Hylaeus annularis auct.
Description and notes
Previously known as Hylaeus annularis (Kirby, 1802) - see recent name changes. British representatives of the subgenus Lambdopsis are restricted to Hylaeus dilatatus and H. annularis (formerly H. spilotus).The females of both differ from other British Hylaeus in the reduced, circular (not wedge-shaped or linear) paraocular markings; the males have greatly dilated, yellow and black-marked, sub-rectangular antennal scapes (easily visible to the naked eye).
Widely distributed, though local, in southern England; the range extends north to the Midlands (Leicestershire). In Wales, only recorded from South Glamorgan (Hallett 1927). There are no records from Scotland, Ireland or the Channel Islands. The species is found throughout Europe and east to Anatolia and the Caucasus (Koster 1986).
Status (in Britain only)
The bee is not regarded as scarce or being threatened.
The species is often locally common on calcareous grassland, but has been reported from coastal sites, fens and open woodland.
Univoltine; early June to late August or early September. As with all British Hylaeus, the females are often long lived (the males having a considerably shorter adult life).
Polylectic, with records from the following families: Apiaceae, Asteraceae, Boraginaceae, Brassicaceae, Campanulaceae, Crassulaceae, Rosaceae and Lamiaceae (Westrich 1989).
The species has been reared on several occasions from burrows in dead bramble and rose stems in which the pith has been exposed (pers. obs.). There are additional records from other dead stems such as dock and mugwort (Smith 1876; Peeters, Raemakers, & Smit 1999, respectively). O W Richards (1930) observed the bee nesting in burrows in rotten fence posts.
Bramble (Rubus fruticosus agg.), cinquefoil (Potentilla sp.), common fleabane (Pulicaria dysenterica), creeping thistle (Cirsium arvense), field bindweed (Convolvulus arvensis), hogweed (Heracleum sphondylium), pale toadflax (Linaria repens), sea spurge (Euphorbia paralias), wild carrot (Daucus carota) and yarrow (Achillea millefolium).
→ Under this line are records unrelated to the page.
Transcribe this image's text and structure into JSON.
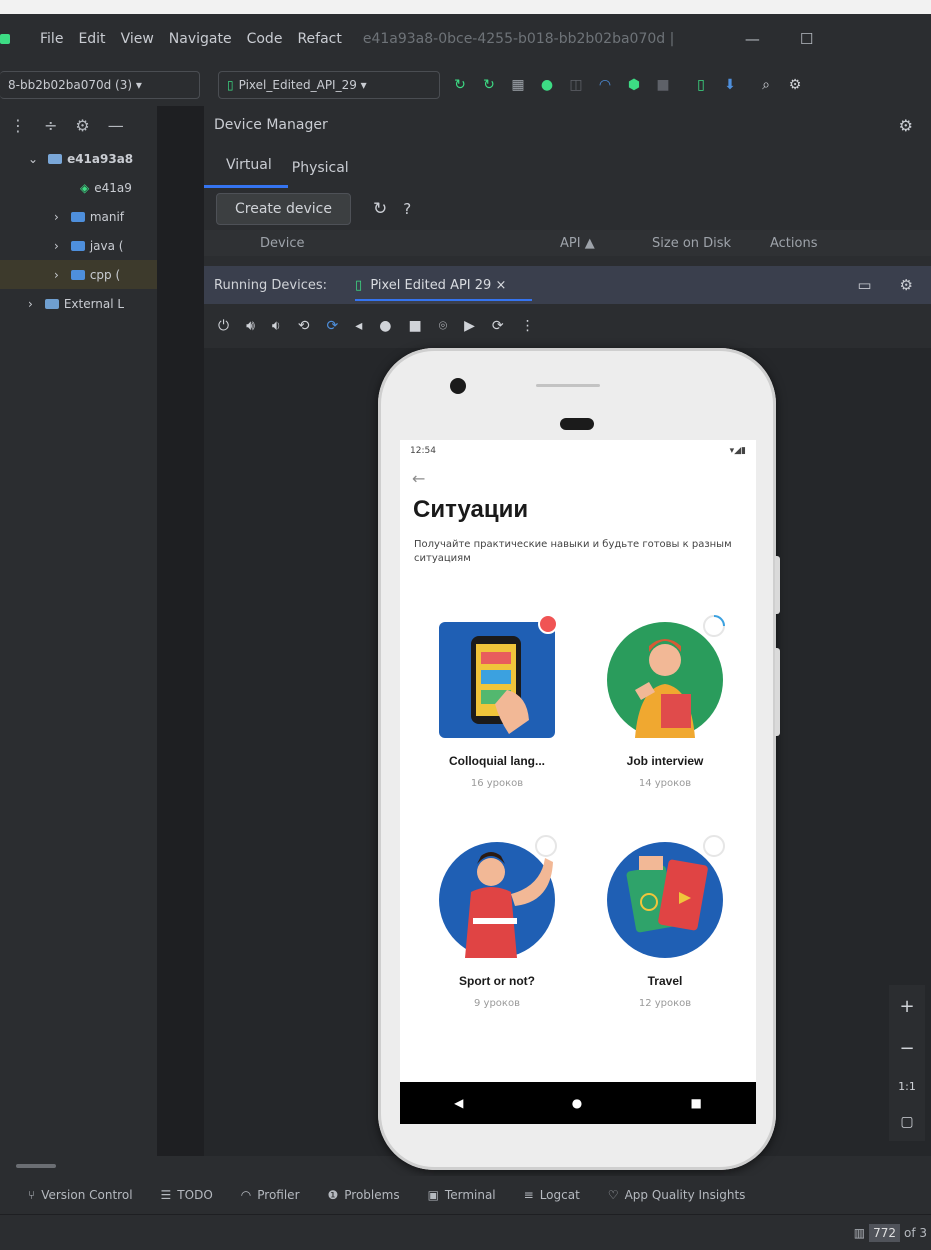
{
  "menu": {
    "items": [
      "File",
      "Edit",
      "View",
      "Navigate",
      "Code",
      "Refact"
    ],
    "project_title": "e41a93a8-0bce-4255-b018-bb2b02ba070d |",
    "minimize": "—",
    "maximize": "☐"
  },
  "toolbar": {
    "module_combo": "8-bb2b02ba070d (3) ▾",
    "device_combo": "Pixel_Edited_API_29 ▾"
  },
  "project_tree": {
    "items": [
      {
        "label": "e41a93a8",
        "indent": 0
      },
      {
        "label": "e41a9",
        "indent": 1
      },
      {
        "label": "manif",
        "indent": 1
      },
      {
        "label": "java (",
        "indent": 1
      },
      {
        "label": "cpp (",
        "indent": 1
      },
      {
        "label": "External L",
        "indent": 0
      }
    ]
  },
  "device_manager": {
    "title": "Device Manager",
    "tabs": [
      "Virtual",
      "Physical"
    ],
    "create_button": "Create device",
    "help": "?",
    "columns": [
      "Device",
      "API ▲",
      "Size on Disk",
      "Actions"
    ]
  },
  "running_devices": {
    "label": "Running Devices:",
    "tab": "Pixel Edited API 29 ×"
  },
  "app": {
    "status_time": "12:54",
    "title": "Ситуации",
    "subtitle": "Получайте практические навыки и будьте готовы к разным ситуациям",
    "cards": [
      {
        "label": "Colloquial lang...",
        "count": "16 уроков",
        "accent": "#1f5fb4"
      },
      {
        "label": "Job interview",
        "count": "14 уроков",
        "accent": "#2a9c5c"
      },
      {
        "label": "Sport or not?",
        "count": "9 уроков",
        "accent": "#1f5fb4"
      },
      {
        "label": "Travel",
        "count": "12 уроков",
        "accent": "#1f5fb4"
      }
    ]
  },
  "zoom": {
    "plus": "+",
    "minus": "−",
    "ratio": "1:1"
  },
  "bottom_tools": [
    "Version Control",
    "TODO",
    "Profiler",
    "Problems",
    "Terminal",
    "Logcat",
    "App Quality Insights"
  ],
  "status": {
    "page": "772",
    "of": "of 3"
  },
  "colors": {
    "accent": "#3574f0",
    "ide_bg": "#2b2d30",
    "badge_red": "#f05454"
  }
}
The gasteruptiid wasp Gasteruption assectator has been reared from nests of H. dilatatus in mainland Europe (Höpper 1904) and may parasitise this species in Britain.
Year profile last updated